Bruins coach Claude Julien speaks to the media following his team’s 3-2 overtime victory over the Sabres. The Bruins have a 3-1 series lead heading into Buffalo for Game 5 on Friday night. Julien spoke on a variety of subjects, including Miroslav Satan, Tuukka Rask, what he told his team going into the second overtime period, and how difficult the next game will be.
|04.22.10 at 1:15 am ET|
|04.21.10 at 10:46 pm ET|
Summary — The Bruins took a dominating lead in their Eastern Conference quarterfinal playoff series against the Sabres with a 3-2 win at TD Garden on Wednesday night. Miroslav Satan scored the game winner for Boston in double overtime. Tuukka Rask took the win for Boston while Ryan Miller got the loss after giving away a 2-0 lead in the third period. The Bruins now lead the series 3-1 heading into Game 5 in Buffalo on Friday.
Boston entered the third period trailing by two goals but fought back in the first six minutes of the period to tie it. David Krejci got the first for Boston eights second into what was its fourth power play attempt of the night when he put a rebound off a Matt Hunwick shot from the high slot passed Miller at 2:07. Patrice Bergeron would then tie it when he got a bouncing puck coming off Daniel Paille’s stick from behind the net for the one-timer on the circle that Miller could not corral at 6:40.
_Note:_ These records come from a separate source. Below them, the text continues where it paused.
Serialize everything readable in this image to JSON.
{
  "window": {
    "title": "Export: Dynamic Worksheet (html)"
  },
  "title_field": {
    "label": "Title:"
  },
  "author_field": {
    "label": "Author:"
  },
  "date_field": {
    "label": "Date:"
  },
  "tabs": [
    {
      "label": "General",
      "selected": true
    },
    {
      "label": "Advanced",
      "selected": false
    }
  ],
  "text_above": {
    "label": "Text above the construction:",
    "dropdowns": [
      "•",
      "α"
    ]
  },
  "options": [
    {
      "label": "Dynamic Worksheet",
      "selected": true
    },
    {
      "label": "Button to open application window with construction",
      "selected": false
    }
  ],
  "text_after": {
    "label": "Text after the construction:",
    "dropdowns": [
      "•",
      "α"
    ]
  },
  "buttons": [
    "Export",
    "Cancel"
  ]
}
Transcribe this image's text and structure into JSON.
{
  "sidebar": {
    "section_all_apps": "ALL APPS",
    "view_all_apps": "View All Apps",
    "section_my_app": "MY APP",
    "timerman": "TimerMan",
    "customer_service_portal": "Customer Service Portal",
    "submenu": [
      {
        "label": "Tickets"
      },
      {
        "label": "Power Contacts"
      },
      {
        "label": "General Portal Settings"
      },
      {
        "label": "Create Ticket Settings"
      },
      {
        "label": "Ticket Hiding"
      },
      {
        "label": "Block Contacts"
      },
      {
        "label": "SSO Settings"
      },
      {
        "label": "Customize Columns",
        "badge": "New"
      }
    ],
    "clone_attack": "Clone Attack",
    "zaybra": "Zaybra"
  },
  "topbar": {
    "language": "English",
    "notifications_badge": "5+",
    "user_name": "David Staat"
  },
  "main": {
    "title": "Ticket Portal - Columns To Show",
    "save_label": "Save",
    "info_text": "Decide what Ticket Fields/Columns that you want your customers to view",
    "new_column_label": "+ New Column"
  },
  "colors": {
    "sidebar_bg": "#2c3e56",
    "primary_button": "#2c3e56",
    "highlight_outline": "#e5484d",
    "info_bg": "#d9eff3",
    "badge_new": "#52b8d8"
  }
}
For the fourth consecutive game, the Sabres got on the board first with a strike within the first 10 minutes of the first period. This time, the goal came at a relatively early 2:12 off the stick of Tim Kennedy when he found a bouncing puck loose in the slot in front of Rask and rushed for the slap shot that the net-minder had no chance at to make it 1-0.
Buffalo took a 2-0 lead at 6:59 in the second when former Bruins Steve Montador lined up a slap shot on the right point in such a precise manner that it would have to travel through a series of players in front of Miller to find the net. The puck had eyes ‘ it deflected off a Boston defenseman and went through the skates of Paul Gaustad camped out in front of Rask. It was Montador’s first goal of the playoffs.
Miroslav Satan — The Bruins forward got the game-winner in double overtime.
Patrice Bergeron — Scored the game-tying goal in the third period off a shot similar to his Game 3 winner except from the other side.
David Krejci — Got the Bruins on the board when his astute play in front of the net on the power play resulted in a rebound strike to beat Miller.
Turning Point — Boston got broke the power play seal after three misfires to cut the Sabres lead in half in the third period. Mark Recchi pushed the puck from the right slot to Hunwick who waited for two stick-handles before sending the puck on net, getting tangled near the skates of Bergeron before bouncing out to Krejci who side stepped and put it in an open net to make it 2-1.
Key Play — Tuukka Rask had a flying leap on a Michael Grier shot a little more than halfway through the third period on a play where he was way out of position on the other side of the crease.